In a move to regulate and control the rapidly evolving field of artificial intelligence (AI), President Joe Biden has signed an executive order aimed at addressing concerns over bias, national security, and the impact on workers. This executive order marks the U.S. government’s most ambitious attempt to spur innovation while ensuring the responsible use of AI technology.
The executive order directs various government agencies to create regulations overseeing AI. Its objective is to establish new standards that safeguard data privacy and cybersecurity, strengthen national security, and administer governmental standards to control the growing AI industry. This order is a significant step towards regulating AI and putting necessary measures in place to mitigate potential risks.

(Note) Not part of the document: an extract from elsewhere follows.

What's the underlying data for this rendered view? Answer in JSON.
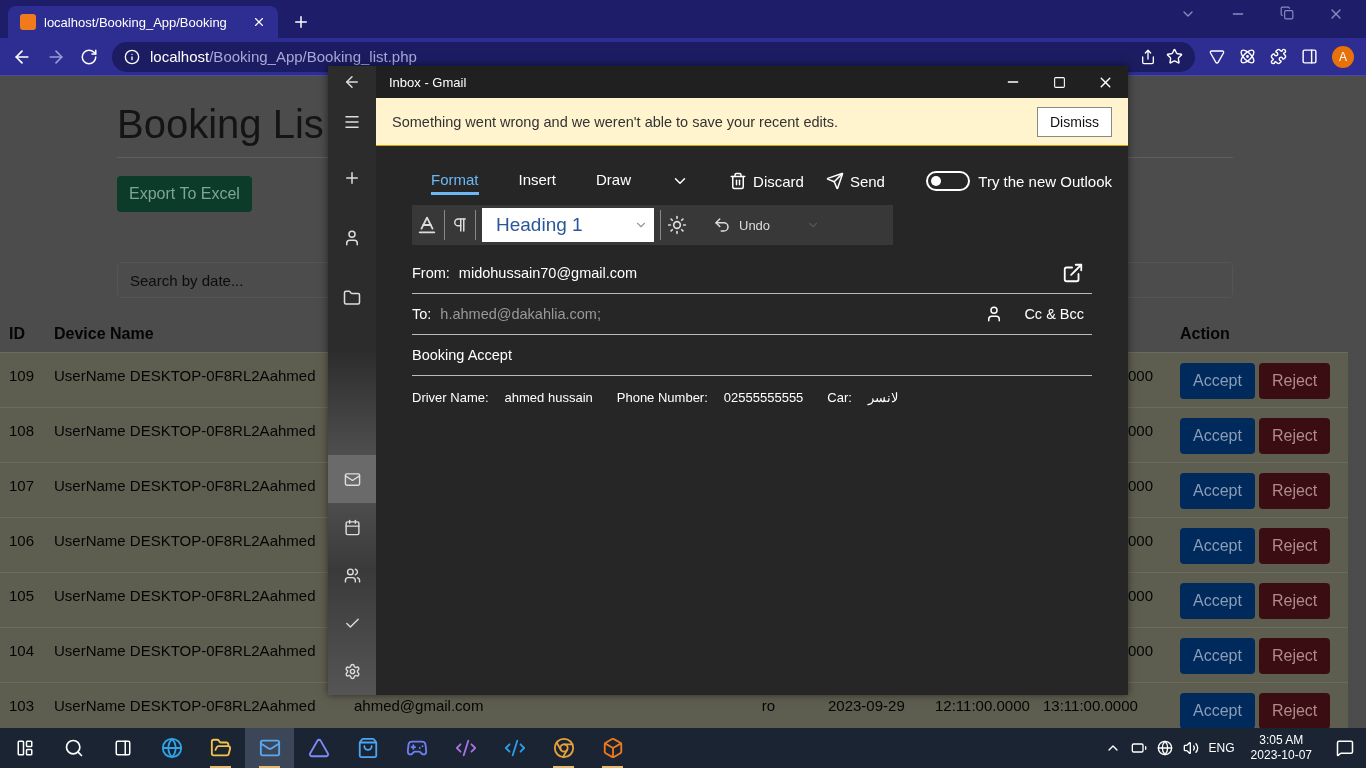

However, it is crucial to note that the executive order is not a law. There are currently no plans in Congress to pass any similar legislation. While the order sets a precedent for AI regulation, its long-term impact will depend on subsequent actions and potential legislative efforts.
One of the notable aspects of this executive order is its commitment to funding research on privacy-preserving technologies in AI. This signifies the importance of protecting privacy, equity, and civil rights in the development and deployment of AI. With technology advancing faster than regulation, this order serves as a clear message to startups that more regulations can be expected in the AI space.

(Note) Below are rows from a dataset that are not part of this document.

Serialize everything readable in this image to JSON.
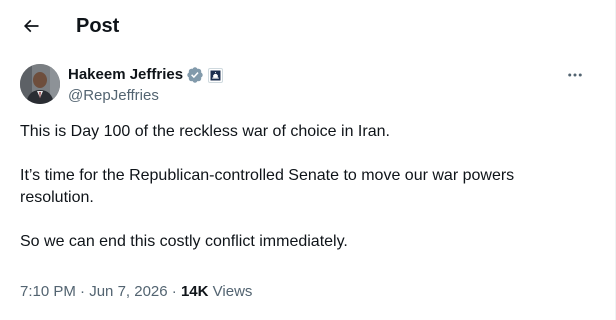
{
  "header": {
    "title": "Post",
    "back_icon": "arrow-left-icon"
  },
  "author": {
    "name": "Hakeem Jeffries",
    "handle": "@RepJeffries",
    "verified_color": "#829aab",
    "affiliation_icon": "us-capitol-icon"
  },
  "tweet": {
    "paragraphs": [
      "This is Day 100 of the reckless war of choice in Iran.",
      "It’s time for the Republican-controlled Senate to move our war powers resolution.",
      "So we can end this costly conflict immediately."
    ]
  },
  "meta": {
    "time": "7:10 PM",
    "separator": "·",
    "date": "Jun 7, 2026",
    "views_count": "14K",
    "views_label": "Views"
  },
  "colors": {
    "text_primary": "#0f1419",
    "text_secondary": "#536471"
  }
}
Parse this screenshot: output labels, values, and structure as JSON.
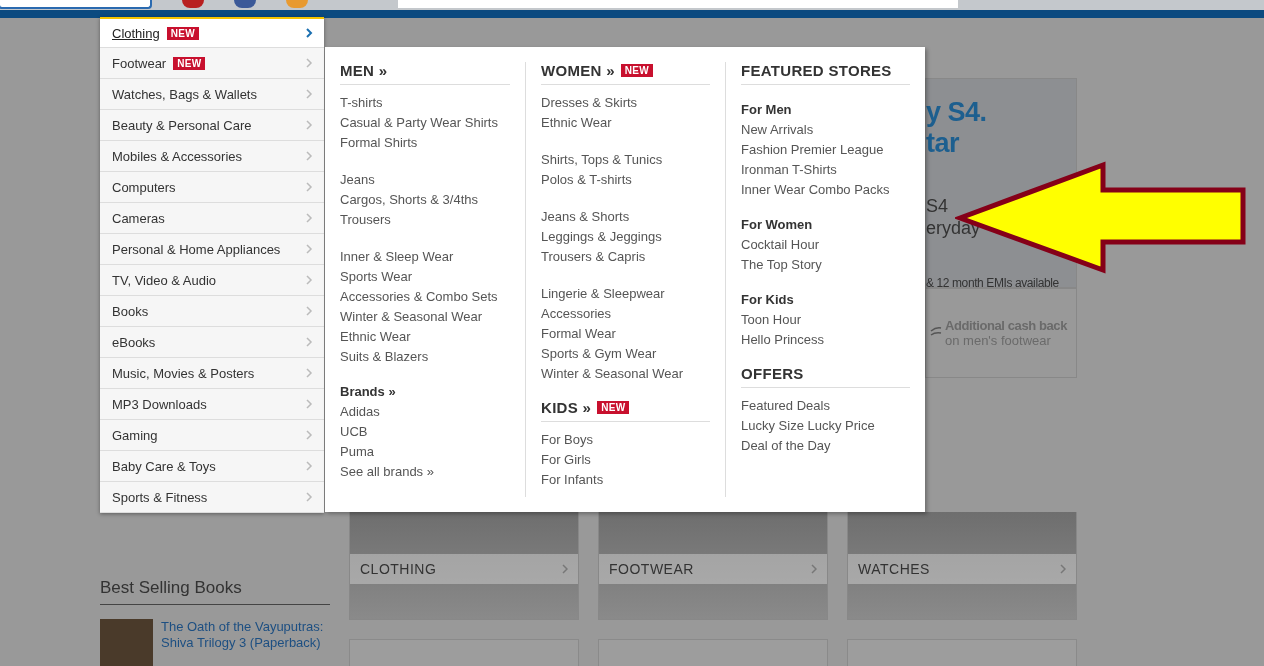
{
  "category_menu": [
    {
      "label": "Clothing",
      "badge": "NEW",
      "selected": true
    },
    {
      "label": "Footwear",
      "badge": "NEW",
      "selected": false
    },
    {
      "label": "Watches, Bags & Wallets",
      "selected": false
    },
    {
      "label": "Beauty & Personal Care",
      "selected": false
    },
    {
      "label": "Mobiles & Accessories",
      "selected": false
    },
    {
      "label": "Computers",
      "selected": false
    },
    {
      "label": "Cameras",
      "selected": false
    },
    {
      "label": "Personal & Home Appliances",
      "selected": false
    },
    {
      "label": "TV, Video & Audio",
      "selected": false
    },
    {
      "label": "Books",
      "selected": false
    },
    {
      "label": "eBooks",
      "selected": false
    },
    {
      "label": "Music, Movies & Posters",
      "selected": false
    },
    {
      "label": "MP3 Downloads",
      "selected": false
    },
    {
      "label": "Gaming",
      "selected": false
    },
    {
      "label": "Baby Care & Toys",
      "selected": false
    },
    {
      "label": "Sports & Fitness",
      "selected": false
    }
  ],
  "mega_menu": {
    "columns": [
      {
        "sections": [
          {
            "kind": "major",
            "title": "MEN »",
            "groups": [
              [
                "T-shirts",
                "Casual & Party Wear Shirts",
                "Formal Shirts"
              ],
              [
                "Jeans",
                "Cargos, Shorts & 3/4ths",
                "Trousers"
              ],
              [
                "Inner & Sleep Wear",
                "Sports Wear",
                "Accessories & Combo Sets",
                "Winter & Seasonal Wear",
                "Ethnic Wear",
                "Suits & Blazers"
              ]
            ]
          },
          {
            "kind": "minor",
            "title": "Brands »",
            "groups": [
              [
                "Adidas",
                "UCB",
                "Puma",
                "See all brands »"
              ]
            ]
          }
        ]
      },
      {
        "sections": [
          {
            "kind": "major",
            "title": "WOMEN »",
            "badge": "NEW",
            "groups": [
              [
                "Dresses & Skirts",
                "Ethnic Wear"
              ],
              [
                "Shirts, Tops & Tunics",
                "Polos & T-shirts"
              ],
              [
                "Jeans & Shorts",
                "Leggings & Jeggings",
                "Trousers & Capris"
              ],
              [
                "Lingerie & Sleepwear",
                "Accessories",
                "Formal Wear",
                "Sports & Gym Wear",
                "Winter & Seasonal Wear"
              ]
            ]
          },
          {
            "kind": "major",
            "title": "KIDS »",
            "badge": "NEW",
            "groups": [
              [
                "For Boys",
                "For Girls",
                "For Infants"
              ]
            ]
          }
        ]
      },
      {
        "sections": [
          {
            "kind": "major",
            "title": "FEATURED STORES"
          },
          {
            "kind": "minor",
            "title": "For Men",
            "groups": [
              [
                "New Arrivals",
                "Fashion Premier League",
                "Ironman T-Shirts",
                "Inner Wear Combo Packs"
              ]
            ]
          },
          {
            "kind": "minor",
            "title": "For Women",
            "groups": [
              [
                "Cocktail Hour",
                "The Top Story"
              ]
            ]
          },
          {
            "kind": "minor",
            "title": "For Kids",
            "groups": [
              [
                "Toon Hour",
                "Hello Princess"
              ]
            ]
          },
          {
            "kind": "major",
            "title": "OFFERS",
            "groups": [
              [
                "Featured Deals",
                "Lucky Size Lucky Price",
                "Deal of the Day"
              ]
            ]
          }
        ]
      }
    ]
  },
  "banner": {
    "headline": [
      "y S4.",
      "tar"
    ],
    "subline": [
      "S4",
      "eryday"
    ],
    "note": "& 12 month EMIs available"
  },
  "promo": {
    "title": "Additional cash back",
    "subtitle": "on men's footwear"
  },
  "tiles": [
    {
      "label": "CLOTHING"
    },
    {
      "label": "FOOTWEAR"
    },
    {
      "label": "WATCHES"
    }
  ],
  "best_selling": {
    "title": "Best Selling Books",
    "books": [
      {
        "title": "The Oath of the Vayuputras: Shiva Trilogy 3 (Paperback)"
      }
    ]
  }
}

The order also emphasizes the need for global cooperation in AI. James Hendler, chair of the Global Technology Policy Council of the Association for Computing Machinery, highlights the significance of this aspect. The United Nations has recently formed an international panel of experts to examine AI policy, including representatives from countries with different types of government regimes. This executive order reinforces the United States’ awareness of such global initiatives and the importance of collaboration in regulating AI technologies.
However, some experts argue that the U.S. lags behind other countries, including the European Union (EU) and China, in AI regulation. Stephen J. Andriole, the Thomas G. Labrecque Professor of Business Technology at Villanova University’s School of Business, suggests that while executive orders are a positive step, a more comprehensive set of enforceable regulations is necessary. He highlights the need for regulations that protect privacy, guard against misinformation and disinformation, and effectively manage the impact of AI on society.

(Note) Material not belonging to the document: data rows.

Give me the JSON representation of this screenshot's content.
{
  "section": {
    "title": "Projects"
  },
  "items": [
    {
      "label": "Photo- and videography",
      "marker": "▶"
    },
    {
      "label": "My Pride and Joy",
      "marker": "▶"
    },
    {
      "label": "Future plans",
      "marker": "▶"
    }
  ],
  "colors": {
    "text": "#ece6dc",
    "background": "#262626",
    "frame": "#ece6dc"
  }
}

In conclusion, President Biden’s executive order represents a significant attempt to regulate and safeguard AI technology. By directing government agencies to create regulations overseeing AI, establishing new standards, and promoting global cooperation, the order aims to manage the potential risks and challenges associated with AI development. While the executive order is not a law, it sets expectations for increased regulation and emphasizes the importance of privacy, equity, and civil rights in the AI space. Moving forward, it will be essential to strike a balance between encouraging innovation and addressing concerns surrounding AI.